One thing that’s not often mentioned is how a game performs on the Switch’s battery life, and I’m pleased to say that FutureGrind seemed to be very kind on the battery. I’m used to getting maybe 90 minutes in handheld mode when I play something like Super Smash Bros. Ultimate or DOOM, but I was pleasantly surprised with how much time I got from FutureGrind before I needed to find an outlet. Just something worth considering, if you’re looking for a game to play on long journeys, this might be it. My commendations extend to the rest of the performance, too; the game ran very smoothly and I didn’t notice any issues at all.

Value

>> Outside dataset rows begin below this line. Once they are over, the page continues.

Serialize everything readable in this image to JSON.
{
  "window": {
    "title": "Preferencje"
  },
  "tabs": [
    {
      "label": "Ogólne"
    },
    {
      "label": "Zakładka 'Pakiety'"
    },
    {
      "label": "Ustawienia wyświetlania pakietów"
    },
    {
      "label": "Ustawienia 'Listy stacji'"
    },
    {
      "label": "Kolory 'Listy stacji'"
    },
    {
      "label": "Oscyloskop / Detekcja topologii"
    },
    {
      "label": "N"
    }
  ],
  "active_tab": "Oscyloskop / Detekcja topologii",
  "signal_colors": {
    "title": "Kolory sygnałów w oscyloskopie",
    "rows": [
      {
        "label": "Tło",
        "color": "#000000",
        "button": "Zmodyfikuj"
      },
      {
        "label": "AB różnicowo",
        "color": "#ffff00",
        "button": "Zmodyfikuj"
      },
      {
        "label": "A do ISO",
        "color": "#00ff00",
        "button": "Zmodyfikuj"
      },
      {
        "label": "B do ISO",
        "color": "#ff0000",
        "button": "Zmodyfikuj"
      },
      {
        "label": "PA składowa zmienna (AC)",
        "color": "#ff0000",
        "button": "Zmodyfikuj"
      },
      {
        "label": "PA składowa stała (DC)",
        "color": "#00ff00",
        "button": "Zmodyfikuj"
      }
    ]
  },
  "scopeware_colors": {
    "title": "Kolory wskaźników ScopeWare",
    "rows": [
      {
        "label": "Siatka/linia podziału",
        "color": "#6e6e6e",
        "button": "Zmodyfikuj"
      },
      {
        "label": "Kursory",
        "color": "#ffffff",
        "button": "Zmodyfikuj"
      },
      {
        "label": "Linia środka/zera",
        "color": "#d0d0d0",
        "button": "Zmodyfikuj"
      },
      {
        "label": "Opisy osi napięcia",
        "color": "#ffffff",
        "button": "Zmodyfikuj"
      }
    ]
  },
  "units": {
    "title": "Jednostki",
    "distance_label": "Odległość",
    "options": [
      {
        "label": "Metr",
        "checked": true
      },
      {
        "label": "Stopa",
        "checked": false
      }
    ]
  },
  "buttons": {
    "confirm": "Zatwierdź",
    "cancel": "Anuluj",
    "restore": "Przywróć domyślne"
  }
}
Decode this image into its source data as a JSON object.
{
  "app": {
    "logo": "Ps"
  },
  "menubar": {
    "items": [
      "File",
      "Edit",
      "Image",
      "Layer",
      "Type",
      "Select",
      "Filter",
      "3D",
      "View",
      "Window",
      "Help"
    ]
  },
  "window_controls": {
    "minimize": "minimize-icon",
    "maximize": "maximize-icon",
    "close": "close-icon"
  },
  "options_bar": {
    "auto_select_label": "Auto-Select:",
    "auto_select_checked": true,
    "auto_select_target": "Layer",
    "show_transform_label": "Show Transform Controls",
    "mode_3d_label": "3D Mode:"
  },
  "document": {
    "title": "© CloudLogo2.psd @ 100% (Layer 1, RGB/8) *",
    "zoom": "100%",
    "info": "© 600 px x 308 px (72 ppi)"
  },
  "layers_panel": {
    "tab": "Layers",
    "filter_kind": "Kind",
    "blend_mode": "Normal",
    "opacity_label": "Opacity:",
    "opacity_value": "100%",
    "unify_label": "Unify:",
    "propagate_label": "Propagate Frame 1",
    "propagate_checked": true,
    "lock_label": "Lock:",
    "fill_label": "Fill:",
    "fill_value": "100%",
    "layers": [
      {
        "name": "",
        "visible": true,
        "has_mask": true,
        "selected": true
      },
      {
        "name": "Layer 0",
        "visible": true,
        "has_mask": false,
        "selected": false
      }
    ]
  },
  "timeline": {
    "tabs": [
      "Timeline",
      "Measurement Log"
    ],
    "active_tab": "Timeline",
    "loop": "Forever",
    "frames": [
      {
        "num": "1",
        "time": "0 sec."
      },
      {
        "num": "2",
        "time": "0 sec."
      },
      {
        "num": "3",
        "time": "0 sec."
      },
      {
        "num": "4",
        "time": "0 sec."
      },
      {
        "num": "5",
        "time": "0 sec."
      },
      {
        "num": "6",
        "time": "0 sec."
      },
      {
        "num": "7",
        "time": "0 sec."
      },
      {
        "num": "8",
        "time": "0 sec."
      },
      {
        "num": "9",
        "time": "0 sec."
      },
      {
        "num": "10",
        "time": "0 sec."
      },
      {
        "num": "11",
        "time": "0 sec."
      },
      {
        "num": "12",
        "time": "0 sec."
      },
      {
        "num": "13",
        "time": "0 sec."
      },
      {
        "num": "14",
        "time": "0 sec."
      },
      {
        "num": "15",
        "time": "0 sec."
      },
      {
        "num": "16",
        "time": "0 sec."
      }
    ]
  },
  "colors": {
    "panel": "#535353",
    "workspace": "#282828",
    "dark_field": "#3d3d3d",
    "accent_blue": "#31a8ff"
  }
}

FutureGrind will set you back £15.29 GBP or $19.99 USD, which is slightly above what I think it should cost. I completed all of the levels in around 5-7 hours, including some time spent trying to improve my scores in the earlier levels. You could easily spend 20+ hours if you were hell-bent on getting Platinum scores across the board, but I think most people will get somewhere between 5 and 10 hours of playtime. For that amount of time, I think £10 or $15 is a fairer price, so you might want to wait for a sale if you’re not a completionist that needs to have the highest scores on every level. Interestingly, the game is £14.99 on Steam, and £13.99 on PS4, but still $19.99 on the US store

There are also some very similar games coming out in the next couple of weeks; OlliOlli and Pumped BMX Pro are both out in early February. Though they lean more heavily on the “do tricks, get points” goal, they’re undoubtedly similar games to FutureGrind, and may be more enticing prospects if you only have the time and money for one sidescrolling stunt platformer. We’ll be reviewing OlliOlli in the upcoming weeks, so be sure to check back for coverage on these two if FutureGrind doesn’t have you convinced.

Pros

P

Addictive “one more run” gameplay

P

Rewarding improvements and feedback

Cons

P

Lack of voice acting makes the story forgettable